New Article: Inheriting Privilege

New Article: Allison Anna Tait, Inheriting Privilege, Minnesota Law Review, Vol. 106, 2021 (forthcoming). Abstract below:

All families may be created equal, so to speak. But differences between families in terms of economic wealth, resource networks, and access to cultural capital are both severe and stark. A large part of what shapes this scenery of economic possibility is the legal framework of wealth transfer. Wealth travels through generations and sticks, crystallizing in predictable places and shapes, thereby embedding complex forms of inequality within and between families. The family trust, in particular, is a mode of transfer that facilitates wealth preservation as well as wealth inequality. Family trusts are tailored to convey and defend complex patrimonies in ways that no other form of wealth transfer can do. Wills, the other most common form of wealth transfer, do not have the same functionality and can only effectuate a one-time transfer, making it difficult to exert long-term control over beneficiaries.
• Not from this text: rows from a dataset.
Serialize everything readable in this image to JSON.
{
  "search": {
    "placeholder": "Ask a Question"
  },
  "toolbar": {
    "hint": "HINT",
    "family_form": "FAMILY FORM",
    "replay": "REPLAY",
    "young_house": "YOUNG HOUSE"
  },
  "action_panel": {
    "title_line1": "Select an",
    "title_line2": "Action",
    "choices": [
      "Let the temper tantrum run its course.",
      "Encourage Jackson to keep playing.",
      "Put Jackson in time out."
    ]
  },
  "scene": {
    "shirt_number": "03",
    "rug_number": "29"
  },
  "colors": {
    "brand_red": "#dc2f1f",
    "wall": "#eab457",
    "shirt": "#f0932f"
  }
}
This Article’s primary goal is to excavate the myriad ways in which the family trust is a driver of inequality by explaining the family trust’s plasticity and ability to bend to the needs of high-wealth families. The Article accomplishes this by demonstrating how the family trust facilitates not only wealth inequality but also social and cultural inequality. These explorations into complex inequality and its furtherance by the family trust are useful because they help us better appreciate the significant role that family trusts play in the evolving story of class, gender, and race privilege in the United States. Attending to the practices and possibilities of the family trust also leads us to a better understanding of how trust reform might begin to dislocate the family trust from its central positioning within the legal architecture of inequality. Ultimately, the family trust does not have to be coextensive with elite family advantage; it can be reimagined to work on behalf of communities that are economically vulnerable and historically dispossessed.